• [Work instructions]: Where the data below contains pictures, omit them; output the rest word for word.

• [Records to process]:
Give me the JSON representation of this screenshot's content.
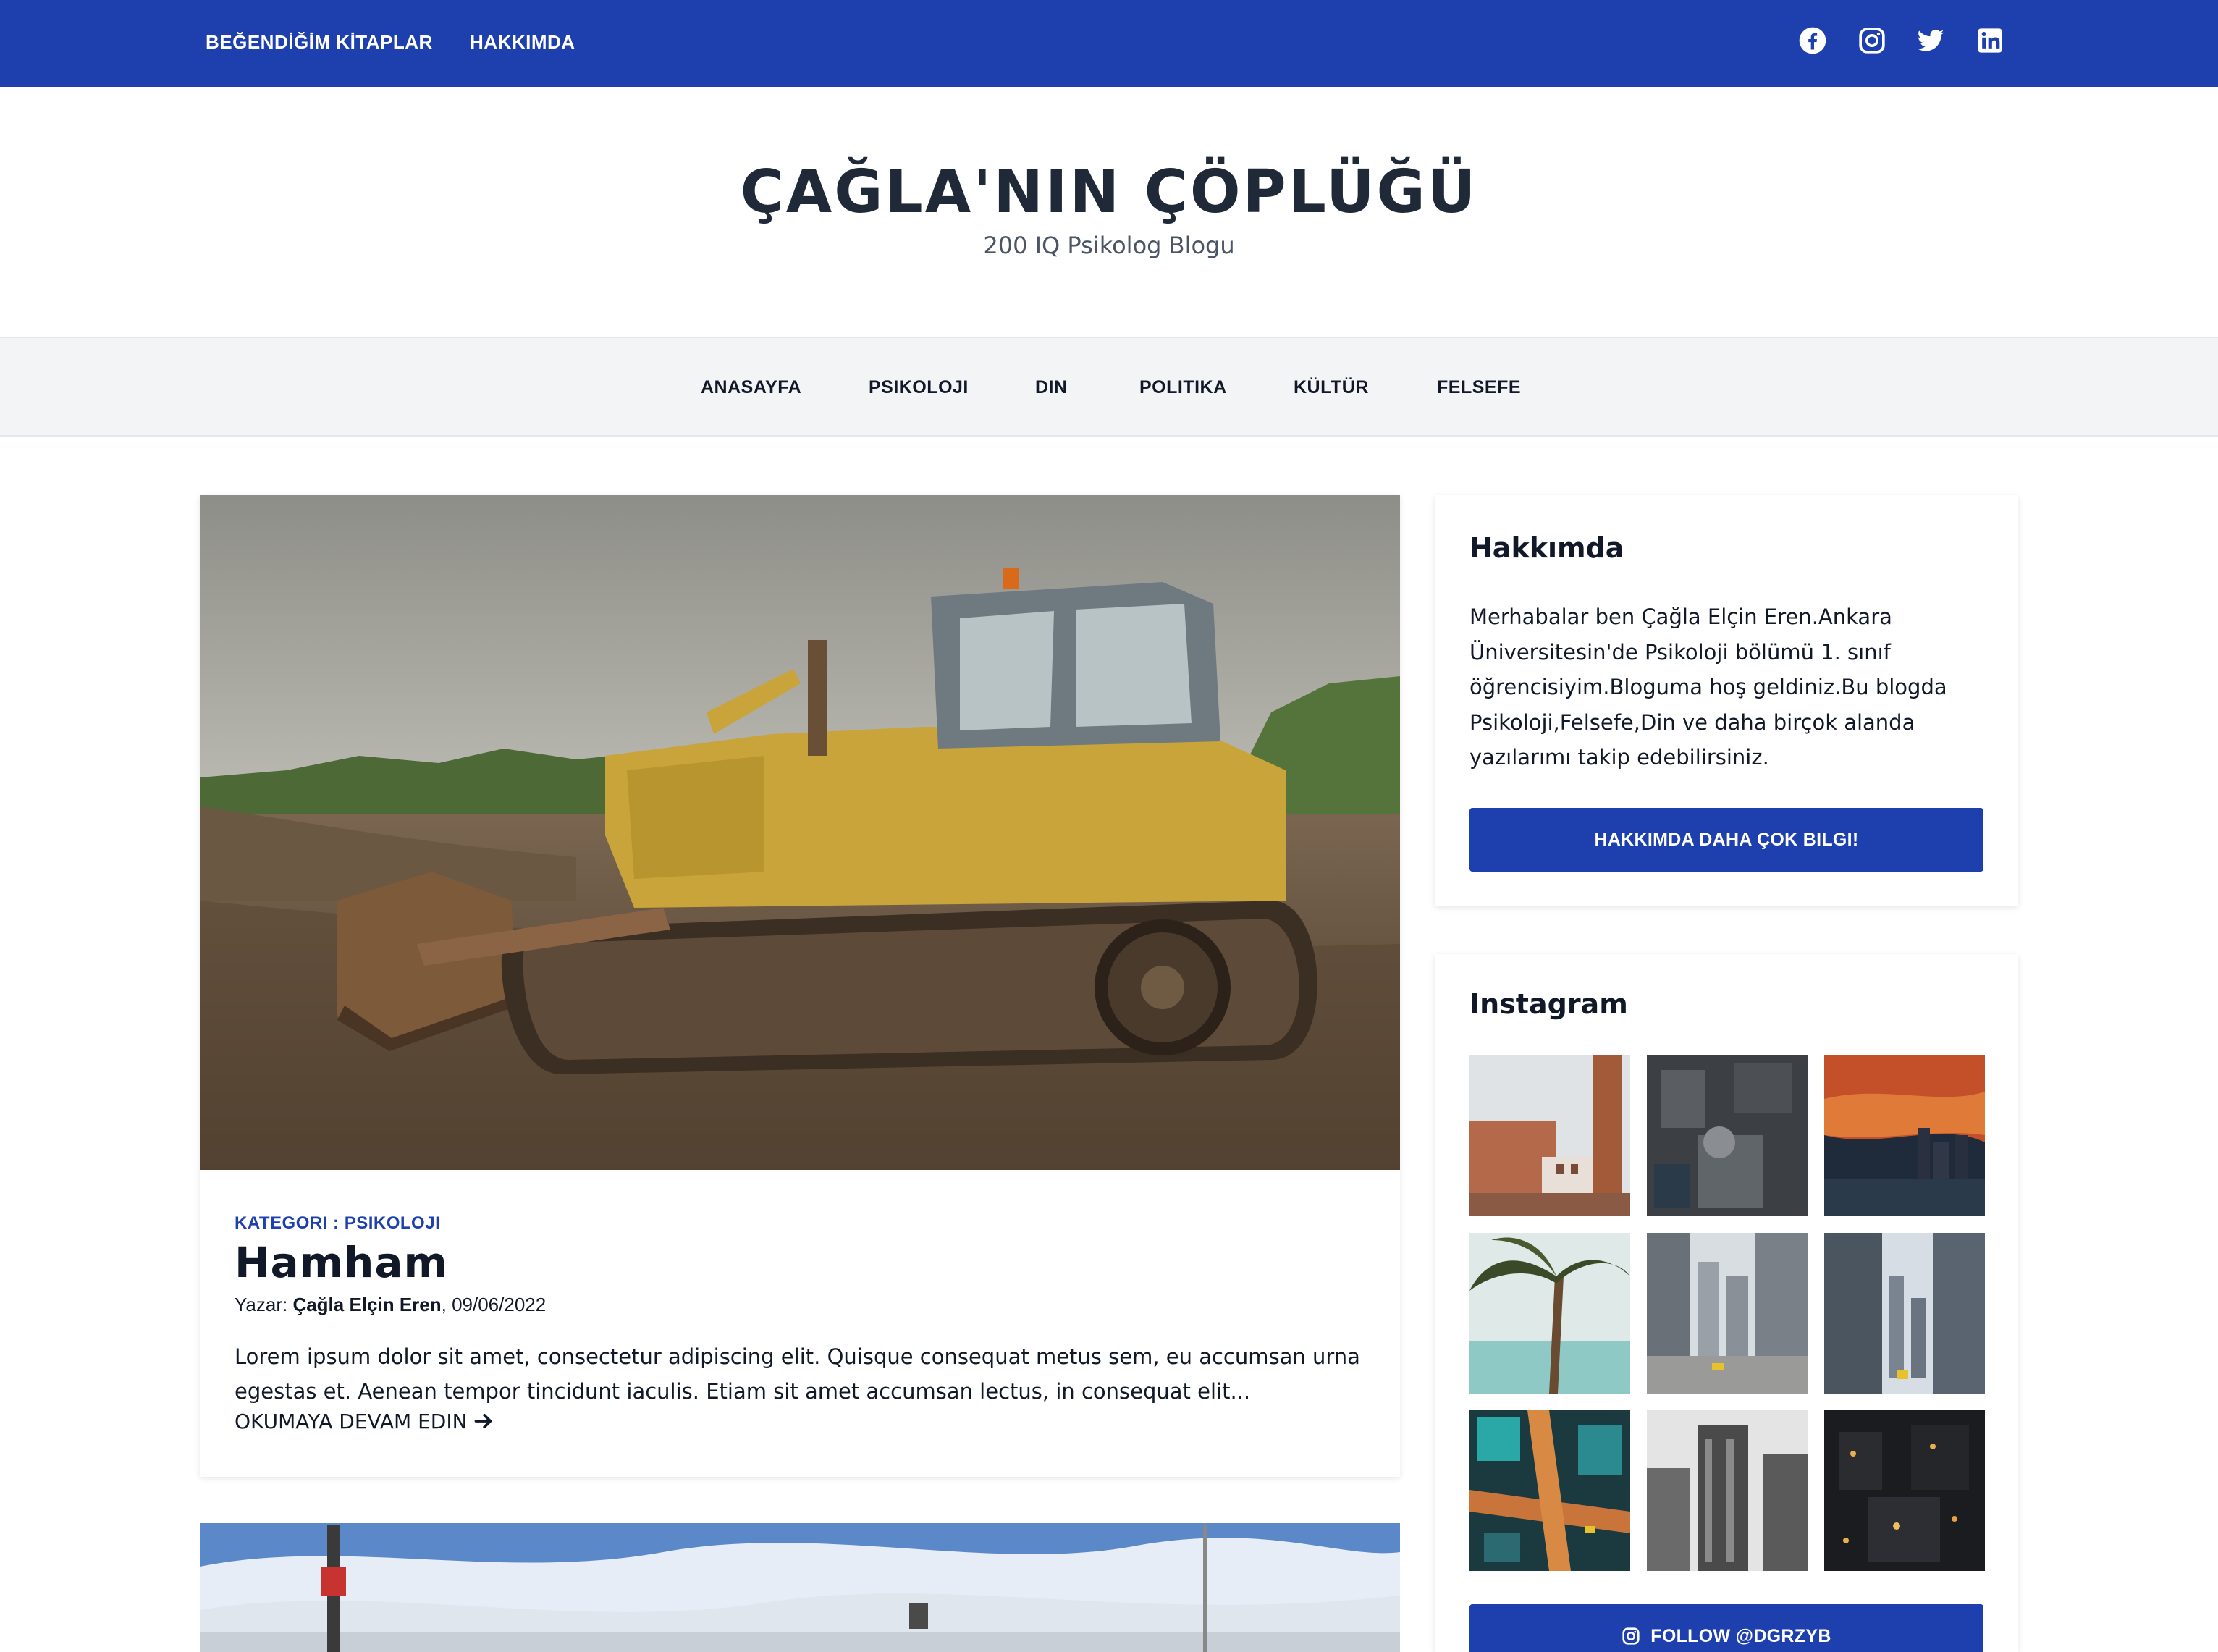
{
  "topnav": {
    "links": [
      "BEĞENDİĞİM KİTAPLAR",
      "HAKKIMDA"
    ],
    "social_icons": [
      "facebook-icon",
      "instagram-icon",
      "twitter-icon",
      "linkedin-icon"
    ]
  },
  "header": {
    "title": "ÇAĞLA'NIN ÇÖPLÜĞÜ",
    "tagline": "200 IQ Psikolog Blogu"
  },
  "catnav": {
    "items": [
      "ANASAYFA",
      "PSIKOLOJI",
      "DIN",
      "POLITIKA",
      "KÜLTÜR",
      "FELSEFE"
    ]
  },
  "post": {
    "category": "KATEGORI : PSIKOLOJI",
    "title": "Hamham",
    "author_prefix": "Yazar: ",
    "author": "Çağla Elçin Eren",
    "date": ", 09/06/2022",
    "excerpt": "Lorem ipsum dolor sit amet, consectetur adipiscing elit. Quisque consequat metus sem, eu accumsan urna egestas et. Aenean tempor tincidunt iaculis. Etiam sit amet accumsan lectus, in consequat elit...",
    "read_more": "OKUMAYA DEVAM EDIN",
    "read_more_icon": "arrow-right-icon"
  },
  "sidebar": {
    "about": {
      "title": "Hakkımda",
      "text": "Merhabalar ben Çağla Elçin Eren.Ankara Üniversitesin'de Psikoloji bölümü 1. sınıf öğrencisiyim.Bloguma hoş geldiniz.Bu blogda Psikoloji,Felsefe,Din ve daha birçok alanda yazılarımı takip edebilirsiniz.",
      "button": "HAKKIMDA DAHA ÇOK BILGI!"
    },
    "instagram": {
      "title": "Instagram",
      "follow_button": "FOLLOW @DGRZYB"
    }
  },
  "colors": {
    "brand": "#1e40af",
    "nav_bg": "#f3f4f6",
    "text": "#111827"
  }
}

• [Final answer]:
Give me the JSON representation of this screenshot's content.
{
  "topnav": {
    "links": [
      "BEĞENDİĞİM KİTAPLAR",
      "HAKKIMDA"
    ],
    "social_icons": [
      "facebook-icon",
      "instagram-icon",
      "twitter-icon",
      "linkedin-icon"
    ]
  },
  "header": {
    "title": "ÇAĞLA'NIN ÇÖPLÜĞÜ",
    "tagline": "200 IQ Psikolog Blogu"
  },
  "catnav": {
    "items": [
      "ANASAYFA",
      "PSIKOLOJI",
      "DIN",
      "POLITIKA",
      "KÜLTÜR",
      "FELSEFE"
    ]
  },
  "post": {
    "category": "KATEGORI : PSIKOLOJI",
    "title": "Hamham",
    "author_prefix": "Yazar: ",
    "author": "Çağla Elçin Eren",
    "date": ", 09/06/2022",
    "excerpt": "Lorem ipsum dolor sit amet, consectetur adipiscing elit. Quisque consequat metus sem, eu accumsan urna egestas et. Aenean tempor tincidunt iaculis. Etiam sit amet accumsan lectus, in consequat elit...",
    "read_more": "OKUMAYA DEVAM EDIN",
    "read_more_icon": "arrow-right-icon"
  },
  "sidebar": {
    "about": {
      "title": "Hakkımda",
      "text": "Merhabalar ben Çağla Elçin Eren.Ankara Üniversitesin'de Psikoloji bölümü 1. sınıf öğrencisiyim.Bloguma hoş geldiniz.Bu blogda Psikoloji,Felsefe,Din ve daha birçok alanda yazılarımı takip edebilirsiniz.",
      "button": "HAKKIMDA DAHA ÇOK BILGI!"
    },
    "instagram": {
      "title": "Instagram",
      "follow_button": "FOLLOW @DGRZYB"
    }
  },
  "colors": {
    "brand": "#1e40af",
    "nav_bg": "#f3f4f6",
    "text": "#111827"
  }
}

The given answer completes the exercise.